### Available data

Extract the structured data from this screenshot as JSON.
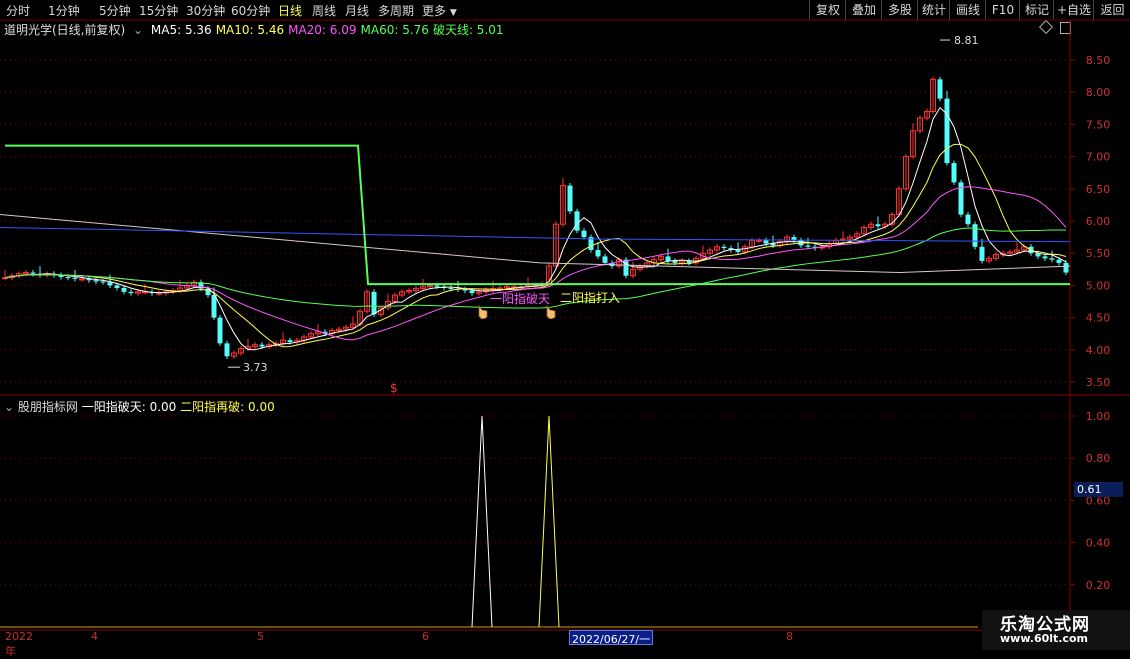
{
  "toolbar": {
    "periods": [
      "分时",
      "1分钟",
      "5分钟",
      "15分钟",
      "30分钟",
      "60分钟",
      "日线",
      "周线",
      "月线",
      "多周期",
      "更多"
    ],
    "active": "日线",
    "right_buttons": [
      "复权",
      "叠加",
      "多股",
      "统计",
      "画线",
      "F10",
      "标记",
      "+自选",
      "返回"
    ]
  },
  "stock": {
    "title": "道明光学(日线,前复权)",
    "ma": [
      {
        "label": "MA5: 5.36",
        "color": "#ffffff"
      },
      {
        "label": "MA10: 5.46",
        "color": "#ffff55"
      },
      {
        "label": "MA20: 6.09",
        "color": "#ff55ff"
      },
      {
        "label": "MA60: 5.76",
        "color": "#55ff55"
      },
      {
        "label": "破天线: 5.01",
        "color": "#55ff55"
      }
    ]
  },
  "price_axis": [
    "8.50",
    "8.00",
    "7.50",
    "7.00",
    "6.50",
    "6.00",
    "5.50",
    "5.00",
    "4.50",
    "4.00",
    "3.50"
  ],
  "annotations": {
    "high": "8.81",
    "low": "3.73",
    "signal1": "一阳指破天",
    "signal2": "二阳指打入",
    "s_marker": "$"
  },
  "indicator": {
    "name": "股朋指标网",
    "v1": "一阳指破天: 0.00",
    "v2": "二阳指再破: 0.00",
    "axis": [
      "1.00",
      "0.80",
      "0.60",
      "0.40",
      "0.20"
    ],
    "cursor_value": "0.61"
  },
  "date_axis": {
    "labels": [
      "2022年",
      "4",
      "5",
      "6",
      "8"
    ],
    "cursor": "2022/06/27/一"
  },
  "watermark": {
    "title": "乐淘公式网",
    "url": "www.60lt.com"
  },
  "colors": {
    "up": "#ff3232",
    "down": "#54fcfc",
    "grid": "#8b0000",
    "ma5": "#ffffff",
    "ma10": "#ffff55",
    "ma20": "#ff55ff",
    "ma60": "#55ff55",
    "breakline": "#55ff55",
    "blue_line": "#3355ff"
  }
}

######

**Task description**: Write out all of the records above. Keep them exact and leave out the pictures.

**Result below**:
Extract the structured data from this screenshot as JSON.
{
  "toolbar": {
    "periods": [
      "分时",
      "1分钟",
      "5分钟",
      "15分钟",
      "30分钟",
      "60分钟",
      "日线",
      "周线",
      "月线",
      "多周期",
      "更多"
    ],
    "active": "日线",
    "right_buttons": [
      "复权",
      "叠加",
      "多股",
      "统计",
      "画线",
      "F10",
      "标记",
      "+自选",
      "返回"
    ]
  },
  "stock": {
    "title": "道明光学(日线,前复权)",
    "ma": [
      {
        "label": "MA5: 5.36",
        "color": "#ffffff"
      },
      {
        "label": "MA10: 5.46",
        "color": "#ffff55"
      },
      {
        "label": "MA20: 6.09",
        "color": "#ff55ff"
      },
      {
        "label": "MA60: 5.76",
        "color": "#55ff55"
      },
      {
        "label": "破天线: 5.01",
        "color": "#55ff55"
      }
    ]
  },
  "price_axis": [
    "8.50",
    "8.00",
    "7.50",
    "7.00",
    "6.50",
    "6.00",
    "5.50",
    "5.00",
    "4.50",
    "4.00",
    "3.50"
  ],
  "annotations": {
    "high": "8.81",
    "low": "3.73",
    "signal1": "一阳指破天",
    "signal2": "二阳指打入",
    "s_marker": "$"
  },
  "indicator": {
    "name": "股朋指标网",
    "v1": "一阳指破天: 0.00",
    "v2": "二阳指再破: 0.00",
    "axis": [
      "1.00",
      "0.80",
      "0.60",
      "0.40",
      "0.20"
    ],
    "cursor_value": "0.61"
  },
  "date_axis": {
    "labels": [
      "2022年",
      "4",
      "5",
      "6",
      "8"
    ],
    "cursor": "2022/06/27/一"
  },
  "watermark": {
    "title": "乐淘公式网",
    "url": "www.60lt.com"
  },
  "colors": {
    "up": "#ff3232",
    "down": "#54fcfc",
    "grid": "#8b0000",
    "ma5": "#ffffff",
    "ma10": "#ffff55",
    "ma20": "#ff55ff",
    "ma60": "#55ff55",
    "breakline": "#55ff55",
    "blue_line": "#3355ff"
  }
}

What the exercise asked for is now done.